And in this way, Jesus’ calling us to be light to the world carries a similar message. Light is not always comfortable or easy – it can be a searchlight just as much as a gentle candle – but it shows up what is to be found in dark places, and it’s the very stuff of life. Every bit of life on the planet, ultimately, comes from sunlight. So being called to be light is powerful calling. Again it’s about hope. The founder of the Iona Community, George Macleod, wrote the following: “Follow the light you have, and pray for more light”. We have a great deal of light, individually and together. It’s sometimes easy to forget about it, but we can be radiant with light. Even if it feels hard, the light of Christ is waiting within us, and if we nurture it, more will be given to us.

One last thing. Jesus talks about us falling short from this great calling. He’s not suggesting that this is sinful or inevitable, but that we will become less useful as disciples. The salt of his time was often rock salt, typically gathered from the edges of the Dead Sea, roughly the same stuff as we put on roads in winter. If the salt was washed out of it, all that was left was rock. And of course he talked about the foolishness of putting a lamp under a bushel basket, which at best would hide the light and at worst start a nasty fire! If being salt and light are ways that Jesus wanted us to think of ourselves as disciples, then he was warning us that it wasn’t inevitable that we’d stay that way. Because we do lose flavour, we do risk becoming bland; and we too often don’t let our light shine. But Jesus offers us the opportunity to do so.

I’m going to end with a prayer from a writer called Peggy de Cuehlo from Uruguay:

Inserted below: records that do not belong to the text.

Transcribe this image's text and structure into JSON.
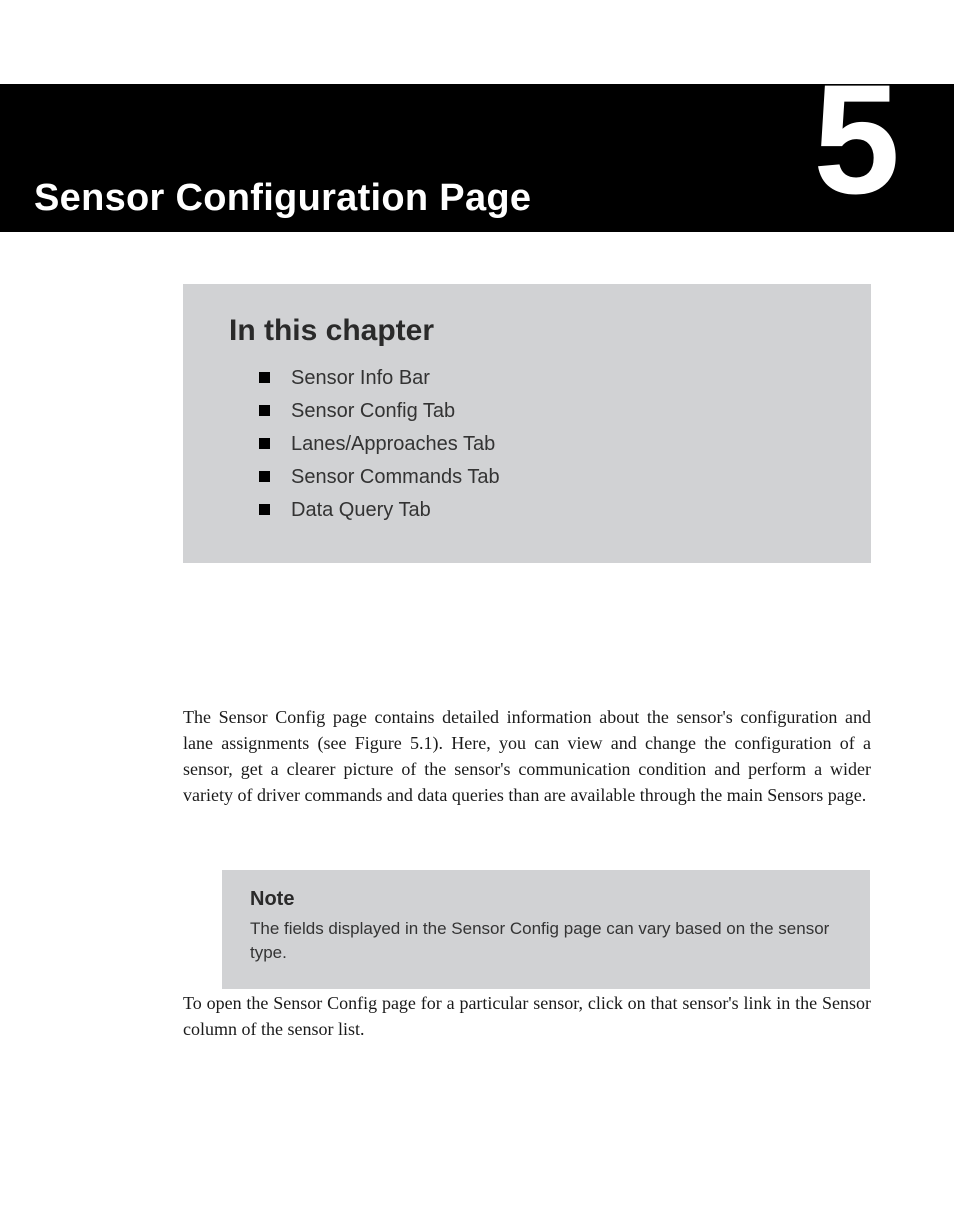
{
  "banner": {
    "title": "Sensor Configuration Page",
    "number": "5"
  },
  "chapter_box": {
    "heading": "In this chapter",
    "items": [
      "Sensor Info Bar",
      "Sensor Config Tab",
      "Lanes/Approaches Tab",
      "Sensor Commands Tab",
      "Data Query Tab"
    ]
  },
  "paragraphs": {
    "intro": "The Sensor Config page contains detailed information about the sensor's configuration and lane assignments (see Figure 5.1). Here, you can view and change the configuration of a sensor, get a clearer picture of the sensor's communication condition and perform a wider variety of driver commands and data queries than are available through the main Sensors page.",
    "open_instructions": "To open the Sensor Config page for a particular sensor, click on that sensor's link in the Sensor column of the sensor list."
  },
  "note": {
    "title": "Note",
    "body": "The fields displayed in the Sensor Config page can vary based on the sensor type."
  }
}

You placed me in the world to be its salt.
I was afraid of committing myself,
Afraid of being stained by the world.
You placed me in the world to be its light.
I was afraid of the shadows
And my light slowly faded away.
You placed me in the world to live in community.
Thus you taught me to love,
To share in life,
To struggle for bread and for justice,
Your truth incarnate in my life.
So be it, Jesus.